__Problem__. Find every line in the records below that holds the word "hour" and copy it.

__Data entries__.
'''

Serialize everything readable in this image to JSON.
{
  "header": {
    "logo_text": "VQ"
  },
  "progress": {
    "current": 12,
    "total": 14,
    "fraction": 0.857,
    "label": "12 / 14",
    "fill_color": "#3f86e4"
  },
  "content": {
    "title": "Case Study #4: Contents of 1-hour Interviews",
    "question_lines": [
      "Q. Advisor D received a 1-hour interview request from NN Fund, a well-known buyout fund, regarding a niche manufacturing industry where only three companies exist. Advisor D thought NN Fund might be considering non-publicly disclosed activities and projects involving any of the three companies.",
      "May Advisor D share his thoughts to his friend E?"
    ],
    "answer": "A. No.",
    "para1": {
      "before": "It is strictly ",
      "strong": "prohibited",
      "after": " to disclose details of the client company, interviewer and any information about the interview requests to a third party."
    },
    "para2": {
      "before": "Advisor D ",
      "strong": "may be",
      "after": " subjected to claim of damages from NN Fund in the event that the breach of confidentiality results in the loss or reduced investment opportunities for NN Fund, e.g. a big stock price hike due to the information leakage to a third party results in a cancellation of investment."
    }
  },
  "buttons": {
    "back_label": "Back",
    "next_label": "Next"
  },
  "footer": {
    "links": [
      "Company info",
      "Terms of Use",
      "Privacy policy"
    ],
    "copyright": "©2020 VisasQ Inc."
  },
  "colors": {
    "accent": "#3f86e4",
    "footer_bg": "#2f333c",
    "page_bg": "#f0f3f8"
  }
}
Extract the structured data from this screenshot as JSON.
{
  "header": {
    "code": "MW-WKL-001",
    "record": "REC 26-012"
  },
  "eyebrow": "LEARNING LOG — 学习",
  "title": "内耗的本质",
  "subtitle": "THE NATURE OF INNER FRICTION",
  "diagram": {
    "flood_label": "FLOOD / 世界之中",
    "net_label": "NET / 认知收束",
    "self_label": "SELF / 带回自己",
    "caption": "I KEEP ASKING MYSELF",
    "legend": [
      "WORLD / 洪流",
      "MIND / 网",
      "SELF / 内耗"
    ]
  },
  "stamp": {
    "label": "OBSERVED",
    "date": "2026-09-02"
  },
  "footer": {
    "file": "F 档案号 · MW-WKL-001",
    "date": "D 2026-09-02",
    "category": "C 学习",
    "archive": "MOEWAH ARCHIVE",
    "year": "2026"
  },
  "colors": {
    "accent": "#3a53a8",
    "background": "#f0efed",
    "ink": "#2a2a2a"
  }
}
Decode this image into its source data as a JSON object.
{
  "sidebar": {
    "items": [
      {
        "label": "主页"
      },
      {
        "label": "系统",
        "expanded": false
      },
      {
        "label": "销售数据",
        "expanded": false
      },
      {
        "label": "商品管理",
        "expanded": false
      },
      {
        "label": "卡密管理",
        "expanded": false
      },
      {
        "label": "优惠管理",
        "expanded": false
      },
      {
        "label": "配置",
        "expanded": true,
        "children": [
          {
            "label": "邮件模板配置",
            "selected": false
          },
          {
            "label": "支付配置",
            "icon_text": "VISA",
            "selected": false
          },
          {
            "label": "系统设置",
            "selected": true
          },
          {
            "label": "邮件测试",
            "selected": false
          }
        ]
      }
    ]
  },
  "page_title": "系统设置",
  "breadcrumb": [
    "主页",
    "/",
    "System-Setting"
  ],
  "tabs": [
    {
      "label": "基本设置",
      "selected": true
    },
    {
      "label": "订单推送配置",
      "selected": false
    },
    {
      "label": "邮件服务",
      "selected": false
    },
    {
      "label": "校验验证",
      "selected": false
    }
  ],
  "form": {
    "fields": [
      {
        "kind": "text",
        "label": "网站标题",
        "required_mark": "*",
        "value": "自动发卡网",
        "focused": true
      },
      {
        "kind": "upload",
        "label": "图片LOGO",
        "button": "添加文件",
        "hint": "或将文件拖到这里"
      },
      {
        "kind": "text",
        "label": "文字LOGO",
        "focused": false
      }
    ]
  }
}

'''

__Output of the exercise__.
    "title": "Case Study #4: Contents of 1-hour Interviews",
      "Q. Advisor D received a 1-hour interview request from NN Fund, a well-known buyout fund, regarding a niche manufacturing industry where only three companies exist. Advisor D thought NN Fund might be considering non-publicly disclosed activities and projects involving any of the three companies.",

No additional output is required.